- Oral presentation
- Open Access
The Mini-Sigh Test: A New Haemodynamic Test of Fluid Responsiveness in Icu Patients Undergoing Pressure Support Ventilation
© Messina et al.; 2015
- Published: 1 October 2015
- Pulse Pressure
- Pressure Support
- Fluid Responsiveness
- Pressure Support Ventilation
- Pulse Pressure Variation

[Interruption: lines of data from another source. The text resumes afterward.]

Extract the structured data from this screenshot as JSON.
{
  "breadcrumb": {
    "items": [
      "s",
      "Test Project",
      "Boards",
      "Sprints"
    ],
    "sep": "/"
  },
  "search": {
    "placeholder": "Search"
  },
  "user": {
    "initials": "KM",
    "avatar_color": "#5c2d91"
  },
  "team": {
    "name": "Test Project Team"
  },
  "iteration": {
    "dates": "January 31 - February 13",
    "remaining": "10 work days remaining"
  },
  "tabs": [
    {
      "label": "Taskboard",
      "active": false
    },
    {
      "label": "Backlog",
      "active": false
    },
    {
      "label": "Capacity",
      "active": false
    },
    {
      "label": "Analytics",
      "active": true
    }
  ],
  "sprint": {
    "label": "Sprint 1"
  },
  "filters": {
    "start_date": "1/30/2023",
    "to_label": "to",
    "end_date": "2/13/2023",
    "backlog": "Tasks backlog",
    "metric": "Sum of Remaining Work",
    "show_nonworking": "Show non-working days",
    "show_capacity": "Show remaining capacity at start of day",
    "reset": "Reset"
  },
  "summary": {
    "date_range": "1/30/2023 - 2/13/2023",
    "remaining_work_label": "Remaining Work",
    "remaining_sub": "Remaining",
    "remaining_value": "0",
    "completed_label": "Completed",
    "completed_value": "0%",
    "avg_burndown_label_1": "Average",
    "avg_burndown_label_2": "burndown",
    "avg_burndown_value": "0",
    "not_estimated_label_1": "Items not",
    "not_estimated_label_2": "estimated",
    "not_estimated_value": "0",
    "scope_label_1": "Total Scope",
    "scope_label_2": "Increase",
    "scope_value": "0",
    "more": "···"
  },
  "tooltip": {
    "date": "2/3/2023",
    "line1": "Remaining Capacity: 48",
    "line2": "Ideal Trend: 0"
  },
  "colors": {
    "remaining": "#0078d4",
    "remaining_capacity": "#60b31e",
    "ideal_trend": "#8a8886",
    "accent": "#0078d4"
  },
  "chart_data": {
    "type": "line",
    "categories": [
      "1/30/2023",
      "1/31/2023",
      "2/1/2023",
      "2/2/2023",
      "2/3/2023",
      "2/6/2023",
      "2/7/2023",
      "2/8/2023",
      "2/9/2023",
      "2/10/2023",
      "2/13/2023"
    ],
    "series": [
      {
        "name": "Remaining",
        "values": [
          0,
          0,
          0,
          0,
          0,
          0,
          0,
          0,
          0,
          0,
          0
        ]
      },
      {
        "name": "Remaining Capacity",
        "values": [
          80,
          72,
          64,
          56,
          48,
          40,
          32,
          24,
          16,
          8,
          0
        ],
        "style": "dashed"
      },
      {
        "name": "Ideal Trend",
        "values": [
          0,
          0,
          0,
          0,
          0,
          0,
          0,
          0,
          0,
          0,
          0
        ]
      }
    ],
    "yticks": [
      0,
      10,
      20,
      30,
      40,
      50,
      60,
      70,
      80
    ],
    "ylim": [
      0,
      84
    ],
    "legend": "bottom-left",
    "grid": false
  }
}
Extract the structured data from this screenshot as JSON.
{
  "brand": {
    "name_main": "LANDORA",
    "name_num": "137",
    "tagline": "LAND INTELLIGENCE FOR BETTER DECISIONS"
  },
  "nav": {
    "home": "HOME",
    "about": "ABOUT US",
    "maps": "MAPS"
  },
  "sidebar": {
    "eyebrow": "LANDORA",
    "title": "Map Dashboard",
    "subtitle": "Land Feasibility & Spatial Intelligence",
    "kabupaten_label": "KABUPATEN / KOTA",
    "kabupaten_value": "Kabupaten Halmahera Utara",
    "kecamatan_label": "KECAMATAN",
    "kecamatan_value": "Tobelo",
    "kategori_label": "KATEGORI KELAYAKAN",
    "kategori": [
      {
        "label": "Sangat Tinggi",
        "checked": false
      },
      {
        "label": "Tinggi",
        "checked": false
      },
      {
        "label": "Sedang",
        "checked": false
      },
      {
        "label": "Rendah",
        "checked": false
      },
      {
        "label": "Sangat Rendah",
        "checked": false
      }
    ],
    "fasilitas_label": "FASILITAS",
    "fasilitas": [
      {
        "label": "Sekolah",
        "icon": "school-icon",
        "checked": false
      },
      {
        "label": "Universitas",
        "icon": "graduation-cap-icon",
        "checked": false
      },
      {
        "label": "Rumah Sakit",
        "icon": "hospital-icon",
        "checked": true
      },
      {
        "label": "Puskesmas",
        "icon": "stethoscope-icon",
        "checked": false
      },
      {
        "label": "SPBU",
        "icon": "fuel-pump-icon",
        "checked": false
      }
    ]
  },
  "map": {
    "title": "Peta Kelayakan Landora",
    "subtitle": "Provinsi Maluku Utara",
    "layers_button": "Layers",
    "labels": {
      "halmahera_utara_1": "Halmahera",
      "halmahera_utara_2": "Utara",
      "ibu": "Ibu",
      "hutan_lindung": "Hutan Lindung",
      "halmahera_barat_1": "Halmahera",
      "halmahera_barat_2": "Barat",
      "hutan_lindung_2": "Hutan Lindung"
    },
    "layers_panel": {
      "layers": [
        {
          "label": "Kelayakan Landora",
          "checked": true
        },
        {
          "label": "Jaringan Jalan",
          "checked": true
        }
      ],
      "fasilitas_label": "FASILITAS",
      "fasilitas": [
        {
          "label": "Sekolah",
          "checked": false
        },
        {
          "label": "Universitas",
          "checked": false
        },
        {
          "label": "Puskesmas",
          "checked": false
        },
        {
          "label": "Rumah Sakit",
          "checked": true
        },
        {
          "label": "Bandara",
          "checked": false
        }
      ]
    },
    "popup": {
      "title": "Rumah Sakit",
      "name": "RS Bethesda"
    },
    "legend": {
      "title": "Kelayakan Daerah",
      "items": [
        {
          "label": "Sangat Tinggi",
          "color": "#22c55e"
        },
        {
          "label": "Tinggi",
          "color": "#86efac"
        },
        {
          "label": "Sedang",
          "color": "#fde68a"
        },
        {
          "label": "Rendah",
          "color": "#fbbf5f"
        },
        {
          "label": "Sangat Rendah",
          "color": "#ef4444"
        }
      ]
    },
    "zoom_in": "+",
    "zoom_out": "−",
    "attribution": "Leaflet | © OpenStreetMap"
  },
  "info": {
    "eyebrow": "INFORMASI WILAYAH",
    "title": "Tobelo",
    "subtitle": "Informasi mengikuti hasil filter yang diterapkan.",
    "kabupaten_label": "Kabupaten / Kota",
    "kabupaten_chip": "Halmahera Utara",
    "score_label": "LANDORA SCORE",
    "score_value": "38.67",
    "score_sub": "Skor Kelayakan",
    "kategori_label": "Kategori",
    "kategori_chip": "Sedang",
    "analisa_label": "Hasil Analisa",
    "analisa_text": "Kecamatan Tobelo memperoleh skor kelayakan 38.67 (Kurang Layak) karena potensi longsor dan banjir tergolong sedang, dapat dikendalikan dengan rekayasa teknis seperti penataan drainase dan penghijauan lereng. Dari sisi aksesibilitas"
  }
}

Dynamic predictors of fluid responsiveness (FR) perform poorly in ICU patients receiving partial ventilatory assistance. Because these modes of partial support are increasingly used, FR dynamic indexes are applicable only in a few ICU patients . To overcome these limitations, novel approaches for testing FR in ICU have been proposed, such as the passive leg raising and the end-expiratory occlusion. These tests, however, may not always be applicable . During controlled mechanical ventilation, Pulse Pressure (PP) and left ventricle stroke volume are coupled; their variations are due to the reduction of right ventricle stroke volume consequent to ventilator insufflation and are either proportional to the tidal volume and closely related to preload dependence.
We hypothesize that during Pressure Support (PS) a brief variation in intrathoracic pressure, such as that produced by a deeper inflation lasting some seconds, would differently affect PP in fluid responder and non-responders.
In hemodynamically unstable patients undergoing PS, ΔPP_Nadir determined adding SIGH_35, while not SIGH_15 and SIGH_25, allows assessment of FR.
This article is published under license to BioMed Central Ltd. This is an Open Access article distributed under the terms of the Creative Commons Attribution License (http://creativecommons.org/licenses/by/4.0), which permits unrestricted use, distribution, and reproduction in any medium, provided the original work is properly cited.